The six-foot-tall painting We Eat Out Too Much depicts a typical weekend soiree, where a youngish crowd languidly sips martinis and beers around a restaurant table. A man with the head of a rhinoceros splays his legs, taking up more than his fair share of the real estate under the table. This notorious gesure of male entitlement—“manspreading”—read here as a boorish kind of life hack, in which one deploys social privilege to secure a position of power, regardless of merit. In the foreground, a man on his tiptoes stands atop a silver platter held high above a waiter’s head, defying the laws of gravity in a surrealist feat of equilibrium.

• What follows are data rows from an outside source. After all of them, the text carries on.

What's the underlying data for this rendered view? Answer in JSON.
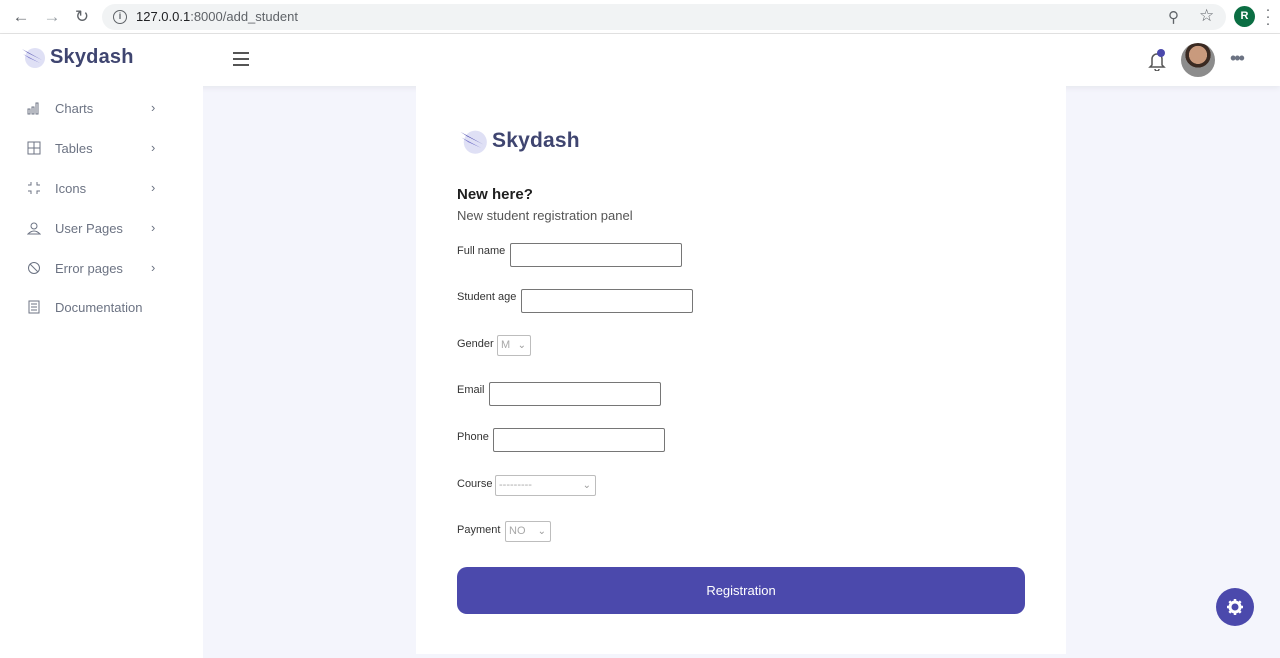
{
  "browser": {
    "url_host": "127.0.0.1",
    "url_path": ":8000/add_student",
    "profile_initial": "R"
  },
  "app": {
    "brand": "Skydash"
  },
  "sidebar": {
    "items": [
      {
        "label": "Charts",
        "icon": "bar-chart-icon",
        "has_chevron": true
      },
      {
        "label": "Tables",
        "icon": "grid-icon",
        "has_chevron": true
      },
      {
        "label": "Icons",
        "icon": "expand-icon",
        "has_chevron": true
      },
      {
        "label": "User Pages",
        "icon": "user-icon",
        "has_chevron": true
      },
      {
        "label": "Error pages",
        "icon": "ban-icon",
        "has_chevron": true
      },
      {
        "label": "Documentation",
        "icon": "document-icon",
        "has_chevron": false
      }
    ]
  },
  "form": {
    "brand": "Skydash",
    "heading": "New here?",
    "subheading": "New student registration panel",
    "full_name_label": "Full name",
    "full_name_value": "",
    "age_label": "Student age",
    "age_value": "",
    "gender_label": "Gender",
    "gender_value": "M",
    "email_label": "Email",
    "email_value": "",
    "phone_label": "Phone",
    "phone_value": "",
    "course_label": "Course",
    "course_value": "---------",
    "payment_label": "Payment",
    "payment_value": "NO",
    "submit_label": "Registration"
  },
  "colors": {
    "accent": "#4b49ac",
    "brand_text": "#3f4570",
    "page_bg": "#f4f5fc"
  }
}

A dapper film-noir actor appears to panic in the smaller painting Expiration Date, oblivious to the glamorous actress hanging from his neck. He is transfixed by a bunch of ripe bananas, one of which has an iPhone charger cable inserted into it—a reference to the urban myth that plugging a dead cell phone into fruit will resuscitate it. There’s a joke here in the contrasting of the phallic banana’s vitality with the iPhone’s impotence. A superimposed passage from Martin Amis’s 1978 novel, Success, reinforces the theme of emasculation. It’s a poor man’s account of getting robbed. “I felt my trousers go wet and hot,” he says. Pairing Amis’s hapless protagonist—whose shifting fortunes are the book’s subject—with the image of a movie-star fantasy man, Greene underscores the latter’s fears of inadequacy and alludes to another meaning of the word “hack.”

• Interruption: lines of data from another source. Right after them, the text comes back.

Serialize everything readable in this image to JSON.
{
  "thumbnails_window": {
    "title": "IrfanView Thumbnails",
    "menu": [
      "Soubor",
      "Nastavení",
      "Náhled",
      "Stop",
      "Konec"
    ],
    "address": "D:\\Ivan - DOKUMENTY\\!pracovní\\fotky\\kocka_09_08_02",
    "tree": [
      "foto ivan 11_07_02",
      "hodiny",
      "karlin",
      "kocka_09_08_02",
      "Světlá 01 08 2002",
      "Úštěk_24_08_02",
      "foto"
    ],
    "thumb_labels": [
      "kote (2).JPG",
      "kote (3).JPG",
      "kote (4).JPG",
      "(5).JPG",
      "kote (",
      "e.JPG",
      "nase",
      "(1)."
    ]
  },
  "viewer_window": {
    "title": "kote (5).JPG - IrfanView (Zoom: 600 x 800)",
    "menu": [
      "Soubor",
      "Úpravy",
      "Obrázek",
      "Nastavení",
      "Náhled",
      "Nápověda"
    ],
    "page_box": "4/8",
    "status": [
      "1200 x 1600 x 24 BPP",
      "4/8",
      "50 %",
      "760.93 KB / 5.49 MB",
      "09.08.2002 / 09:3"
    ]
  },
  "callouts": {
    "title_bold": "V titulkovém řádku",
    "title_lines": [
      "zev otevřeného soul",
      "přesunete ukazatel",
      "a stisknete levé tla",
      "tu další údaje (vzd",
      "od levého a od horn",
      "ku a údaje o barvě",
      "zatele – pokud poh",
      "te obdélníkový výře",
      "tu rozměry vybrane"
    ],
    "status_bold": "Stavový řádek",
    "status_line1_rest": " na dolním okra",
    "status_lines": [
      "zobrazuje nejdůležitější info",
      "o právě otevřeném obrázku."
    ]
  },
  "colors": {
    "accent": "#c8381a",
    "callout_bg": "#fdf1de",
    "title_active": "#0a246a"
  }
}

Posing as a Hacker is a portrait of a young woman reclining on a couch with a Macbook Pro. She wears socks and a trench coat over a black dress. Her intense absorption in the screen is heightened by the dramatic moonlight that colors the whole scene blue. While Greene undermines certain clichés of portraiture with this woman’s disregard of the viewer’s gaze, the work lacks the subversiveness and buoyancy of the more peculiar compositions elsewhere in the show.

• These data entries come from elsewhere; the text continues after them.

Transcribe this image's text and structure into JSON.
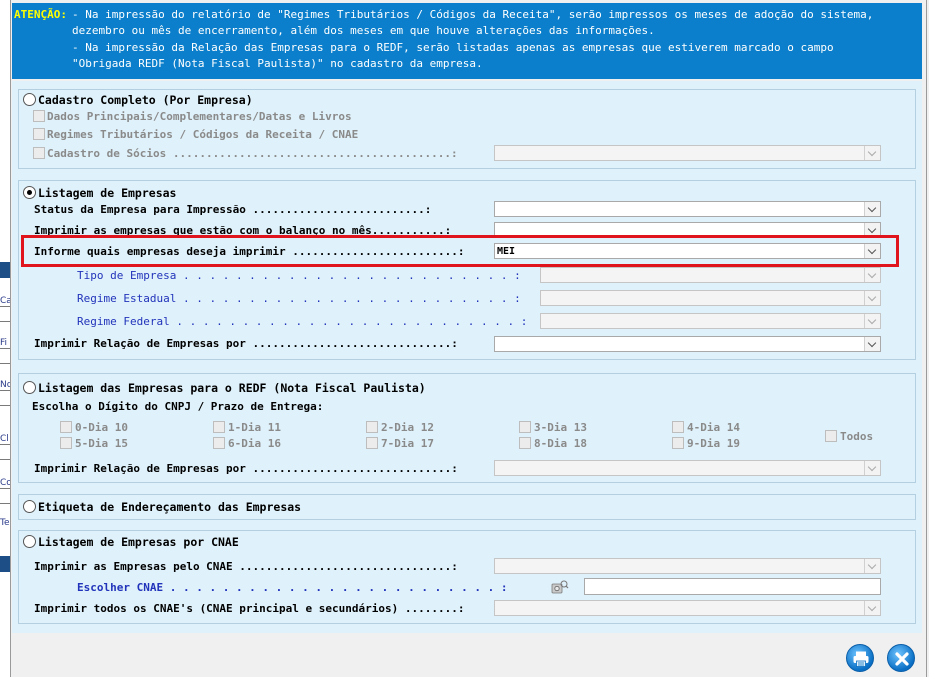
{
  "background_window": {
    "labels": [
      "C",
      "Ca",
      "Fi",
      "No",
      "Cl",
      "Co",
      "Te"
    ]
  },
  "warning": {
    "label": "ATENÇÃO:",
    "line1": "- Na impressão do relatório de \"Regimes Tributários / Códigos da Receita\", serão impressos os meses de adoção do sistema,",
    "line2": "dezembro ou mês de encerramento, além dos meses em que houve alterações das informações.",
    "line3": "- Na impressão da Relação das Empresas para o REDF, serão listadas apenas as empresas que estiverem marcado o campo",
    "line4": "\"Obrigada REDF (Nota Fiscal Paulista)\" no cadastro da empresa."
  },
  "sections": {
    "cadastro": {
      "title": "Cadastro Completo (Por Empresa)",
      "opt1": "Dados Principais/Complementares/Datas e Livros",
      "opt2": "Regimes Tributários / Códigos da Receita / CNAE",
      "opt3": "Cadastro de Sócios ..........................................:",
      "selected": false
    },
    "listagem": {
      "title": "Listagem de Empresas",
      "selected": true,
      "status_label": "Status da Empresa para Impressão ..........................:",
      "balanco_label": "Imprimir as empresas que estão com o balanço no mês...........:",
      "informe_label": "Informe quais empresas deseja imprimir .........................:",
      "informe_value": "MEI",
      "tipo_label": "Tipo de Empresa . . . . . . . . . . . . . . . . . . . . . . . . . :",
      "estadual_label": "Regime Estadual . . . . . . . . . . . . . . . . . . . . . . . . . :",
      "federal_label": "Regime Federal . . . . . . . . . . . . . . . . . . . . . . . . . . :",
      "relacao_label": "Imprimir Relação de Empresas por ..............................:"
    },
    "redf": {
      "title": "Listagem das Empresas para o REDF (Nota Fiscal Paulista)",
      "selected": false,
      "digito_label": "Escolha o Dígito do CNPJ / Prazo de Entrega:",
      "digits": [
        "0-Dia 10",
        "1-Dia 11",
        "2-Dia 12",
        "3-Dia 13",
        "4-Dia 14",
        "5-Dia 15",
        "6-Dia 16",
        "7-Dia 17",
        "8-Dia 18",
        "9-Dia 19"
      ],
      "todos": "Todos",
      "relacao_label": "Imprimir Relação de Empresas por ..............................:"
    },
    "etiqueta": {
      "title": "Etiqueta de Endereçamento das Empresas",
      "selected": false
    },
    "cnae": {
      "title": "Listagem de Empresas por CNAE",
      "selected": false,
      "pelo_label": "Imprimir as Empresas pelo CNAE ................................:",
      "escolher_label": "Escolher CNAE . . . . . . . . . . . . . . . . . . . . . . . . . :",
      "todos_label": "Imprimir todos os CNAE's (CNAE principal e secundários) ........:"
    }
  },
  "icons": {
    "print": "printer-icon",
    "close": "close-icon",
    "search": "search-gear-icon"
  },
  "colors": {
    "warning_bg": "#0b7fcb",
    "warning_label": "#ffff00",
    "content_bg": "#dff1fa",
    "highlight": "#e0141c"
  }
}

Wild man-machine hybrids appeared in the remaining works. The two drawings depict figures whose bodies are composed of tubes, bolts, screws, and other objects and mechanical components. The final painting, 2.0, shows the artist with a large plastic funnel inserted into his arm, where gears and cylinders have replaced his ligaments and flesh. In this work, he renders himself bionic, a body hacked open for some madcap convenience or a quick, cheap fix. The bizarre urgency of this scheme suggests that our hacks are overtaking us, altering our very sense of what matters as we race to outmaneuver the system.